▶ _TASK TO CARRY OUT_
Gather each line of the records where "background" appears.

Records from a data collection
★ ★ ★ ★ ★

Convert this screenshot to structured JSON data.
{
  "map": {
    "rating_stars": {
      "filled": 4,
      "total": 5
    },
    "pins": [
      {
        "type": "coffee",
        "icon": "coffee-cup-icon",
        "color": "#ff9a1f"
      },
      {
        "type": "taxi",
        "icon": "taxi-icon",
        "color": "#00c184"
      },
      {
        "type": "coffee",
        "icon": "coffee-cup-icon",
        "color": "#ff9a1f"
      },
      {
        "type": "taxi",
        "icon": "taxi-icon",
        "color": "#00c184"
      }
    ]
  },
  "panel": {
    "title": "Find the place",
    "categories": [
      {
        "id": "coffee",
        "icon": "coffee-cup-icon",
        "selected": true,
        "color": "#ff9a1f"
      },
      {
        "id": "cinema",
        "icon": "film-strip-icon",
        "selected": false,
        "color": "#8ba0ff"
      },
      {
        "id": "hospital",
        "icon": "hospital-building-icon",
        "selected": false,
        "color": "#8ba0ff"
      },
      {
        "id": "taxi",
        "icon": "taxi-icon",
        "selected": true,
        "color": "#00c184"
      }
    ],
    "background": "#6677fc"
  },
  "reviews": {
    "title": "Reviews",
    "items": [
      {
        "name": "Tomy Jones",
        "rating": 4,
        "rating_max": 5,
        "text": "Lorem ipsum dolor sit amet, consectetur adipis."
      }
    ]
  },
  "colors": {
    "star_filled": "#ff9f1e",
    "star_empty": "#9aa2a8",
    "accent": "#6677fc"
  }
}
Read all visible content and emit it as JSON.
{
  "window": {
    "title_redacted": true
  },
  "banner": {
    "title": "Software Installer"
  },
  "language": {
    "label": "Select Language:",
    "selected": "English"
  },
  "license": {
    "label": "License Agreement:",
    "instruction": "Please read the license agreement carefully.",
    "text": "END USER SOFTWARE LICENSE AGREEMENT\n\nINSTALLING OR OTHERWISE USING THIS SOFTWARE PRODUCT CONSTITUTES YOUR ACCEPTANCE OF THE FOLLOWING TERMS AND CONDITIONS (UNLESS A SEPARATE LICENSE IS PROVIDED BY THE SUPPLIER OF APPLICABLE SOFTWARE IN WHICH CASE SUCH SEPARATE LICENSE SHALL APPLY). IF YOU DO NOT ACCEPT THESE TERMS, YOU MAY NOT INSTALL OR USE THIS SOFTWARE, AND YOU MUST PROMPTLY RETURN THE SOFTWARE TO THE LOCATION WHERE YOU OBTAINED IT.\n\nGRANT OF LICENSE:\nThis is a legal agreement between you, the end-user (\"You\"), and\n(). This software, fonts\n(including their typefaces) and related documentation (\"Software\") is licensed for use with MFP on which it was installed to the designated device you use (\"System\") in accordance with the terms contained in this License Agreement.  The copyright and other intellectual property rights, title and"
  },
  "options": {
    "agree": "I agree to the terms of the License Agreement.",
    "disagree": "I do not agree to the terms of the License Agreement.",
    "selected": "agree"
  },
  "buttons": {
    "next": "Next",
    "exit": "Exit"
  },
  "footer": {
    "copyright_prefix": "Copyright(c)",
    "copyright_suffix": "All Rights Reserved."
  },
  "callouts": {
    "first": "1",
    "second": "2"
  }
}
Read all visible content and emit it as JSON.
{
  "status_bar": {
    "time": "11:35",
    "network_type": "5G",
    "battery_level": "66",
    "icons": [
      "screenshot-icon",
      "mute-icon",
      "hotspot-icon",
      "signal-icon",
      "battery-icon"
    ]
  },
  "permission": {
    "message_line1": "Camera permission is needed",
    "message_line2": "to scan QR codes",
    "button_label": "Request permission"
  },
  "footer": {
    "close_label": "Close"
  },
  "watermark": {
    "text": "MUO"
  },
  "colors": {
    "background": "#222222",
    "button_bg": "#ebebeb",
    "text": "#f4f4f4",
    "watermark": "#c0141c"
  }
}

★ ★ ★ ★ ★

▶ _TASK ANSWER_
    "background": "#6677fc"
    "background": "#222222",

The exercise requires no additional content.